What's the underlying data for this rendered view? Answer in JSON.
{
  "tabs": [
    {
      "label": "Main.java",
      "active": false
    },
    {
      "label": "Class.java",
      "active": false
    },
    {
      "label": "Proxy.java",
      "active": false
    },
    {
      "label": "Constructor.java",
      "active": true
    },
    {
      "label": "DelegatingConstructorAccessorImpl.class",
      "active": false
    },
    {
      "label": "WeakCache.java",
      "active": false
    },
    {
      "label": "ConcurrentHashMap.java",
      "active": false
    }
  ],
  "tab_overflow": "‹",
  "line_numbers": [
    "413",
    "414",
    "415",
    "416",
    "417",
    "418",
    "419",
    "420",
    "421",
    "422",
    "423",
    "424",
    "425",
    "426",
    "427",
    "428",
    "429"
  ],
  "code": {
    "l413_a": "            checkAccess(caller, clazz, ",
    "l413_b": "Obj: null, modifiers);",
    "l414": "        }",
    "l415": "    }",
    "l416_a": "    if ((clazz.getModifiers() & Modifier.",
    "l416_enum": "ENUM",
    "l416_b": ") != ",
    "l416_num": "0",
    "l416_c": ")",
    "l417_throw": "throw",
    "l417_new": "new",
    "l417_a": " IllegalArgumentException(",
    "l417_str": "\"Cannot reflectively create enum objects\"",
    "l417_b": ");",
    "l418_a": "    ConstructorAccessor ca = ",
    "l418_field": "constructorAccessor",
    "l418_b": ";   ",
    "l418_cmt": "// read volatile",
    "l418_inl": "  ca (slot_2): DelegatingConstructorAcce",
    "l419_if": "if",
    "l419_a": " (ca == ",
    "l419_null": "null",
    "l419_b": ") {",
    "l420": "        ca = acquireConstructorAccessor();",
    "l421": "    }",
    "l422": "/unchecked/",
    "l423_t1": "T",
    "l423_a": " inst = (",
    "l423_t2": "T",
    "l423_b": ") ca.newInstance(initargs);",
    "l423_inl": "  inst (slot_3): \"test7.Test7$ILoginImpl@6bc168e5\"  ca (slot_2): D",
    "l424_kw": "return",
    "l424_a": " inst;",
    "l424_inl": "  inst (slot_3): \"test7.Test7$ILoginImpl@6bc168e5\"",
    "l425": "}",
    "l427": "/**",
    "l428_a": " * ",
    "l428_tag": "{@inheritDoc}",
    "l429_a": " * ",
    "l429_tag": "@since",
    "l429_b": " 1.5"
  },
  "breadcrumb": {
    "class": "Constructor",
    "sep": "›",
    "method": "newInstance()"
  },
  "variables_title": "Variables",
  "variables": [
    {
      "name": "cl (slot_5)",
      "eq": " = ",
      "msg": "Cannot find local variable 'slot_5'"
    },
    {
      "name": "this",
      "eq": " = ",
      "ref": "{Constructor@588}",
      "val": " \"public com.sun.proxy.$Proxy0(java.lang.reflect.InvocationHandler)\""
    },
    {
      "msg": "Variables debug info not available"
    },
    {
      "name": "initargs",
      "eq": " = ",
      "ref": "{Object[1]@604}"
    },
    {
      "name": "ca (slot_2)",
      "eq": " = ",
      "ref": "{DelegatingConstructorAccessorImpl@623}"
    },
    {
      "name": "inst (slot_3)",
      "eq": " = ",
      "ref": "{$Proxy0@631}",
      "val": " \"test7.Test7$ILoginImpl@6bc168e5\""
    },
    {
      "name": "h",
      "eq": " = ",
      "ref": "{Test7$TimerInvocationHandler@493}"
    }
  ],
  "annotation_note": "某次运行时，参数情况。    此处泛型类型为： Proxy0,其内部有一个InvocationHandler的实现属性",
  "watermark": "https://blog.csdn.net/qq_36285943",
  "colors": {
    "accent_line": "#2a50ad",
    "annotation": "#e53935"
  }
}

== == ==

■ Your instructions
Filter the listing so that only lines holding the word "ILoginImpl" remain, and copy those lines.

■ Solved exercise
    "l423_inl": "  inst (slot_3): \"test7.Test7$ILoginImpl@6bc168e5\"  ca (slot_2): D",
    "l424_inl": "  inst (slot_3): \"test7.Test7$ILoginImpl@6bc168e5\"",
      "val": " \"test7.Test7$ILoginImpl@6bc168e5\""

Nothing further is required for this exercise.